Kalus’ favorability ratings, divided nearly equally in thirds as positive, negative and unsure, reflect that she’s made headway with getting known with voters, but that she also has some work to become known, according to Fleming.

Among the statewide voters polled, the majority believe the State of Rhode Island is moving in the wrong direction. Forty-five percent felt this way, while 34 percent believe the state is moving in the right direction, nine percent believed it has remained the same, and 12 percent couldn’t say either way.

The most important issue to those polled was cost of living, which came in at 42 percent. Abortion was the second most important issue at 14 percent, followed by education at 11 percent, health care at 10 percent, taxes at nine percent, and public safety at seven percent.

The challenging economy and rising cost of living seem to be the biggest factors causing Rhode Island voters to view the state as moving in the wrong direction, Fleming said. And that opinion could affect voters’ decision for governor, arguably the elected official who has the most say about the direction of the state.

How much it will impact voters’ choices will “depend on how the gubernatorial candidates approach this topic over the next four weeks,” Fleming said.

While Governor McKee, the incumbent Democratic candidate, will play up his work in the State House over the last year, Republican candidate Ashley Kalus will talk about what she would do “to turn the state around,” according to Fleming, “but either way, I think we’ll see a lot of negative ads getting traded.”

More Support for Biden Than Trump

On a question of who they would rather have as president, more Rhode Island voters would want to see President Joe Biden re-elected than former President Donald Trump. The poll found that 49 percent supported Biden for re-election and 32 percent supported Trump, while 15 percent said they weren’t sure, and five percent didn’t answer who they would support.

That didn’t surprise Fleming, who noted that Rhode Islanders tend to vote for Democratic presidents.

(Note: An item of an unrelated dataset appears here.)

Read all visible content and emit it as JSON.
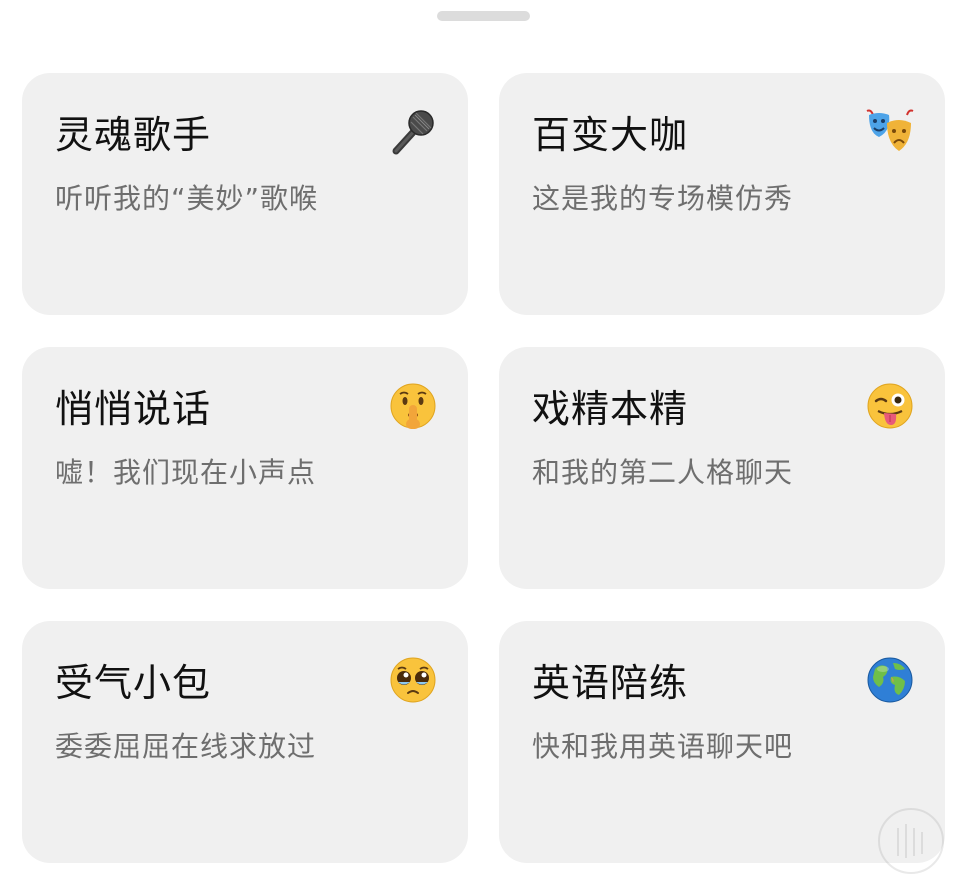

“In 2021, Biden won Rhode Island by 21 points,” Fleming said, “so these latest numbers are good for Biden, at this point, in the State of Rhode Island.”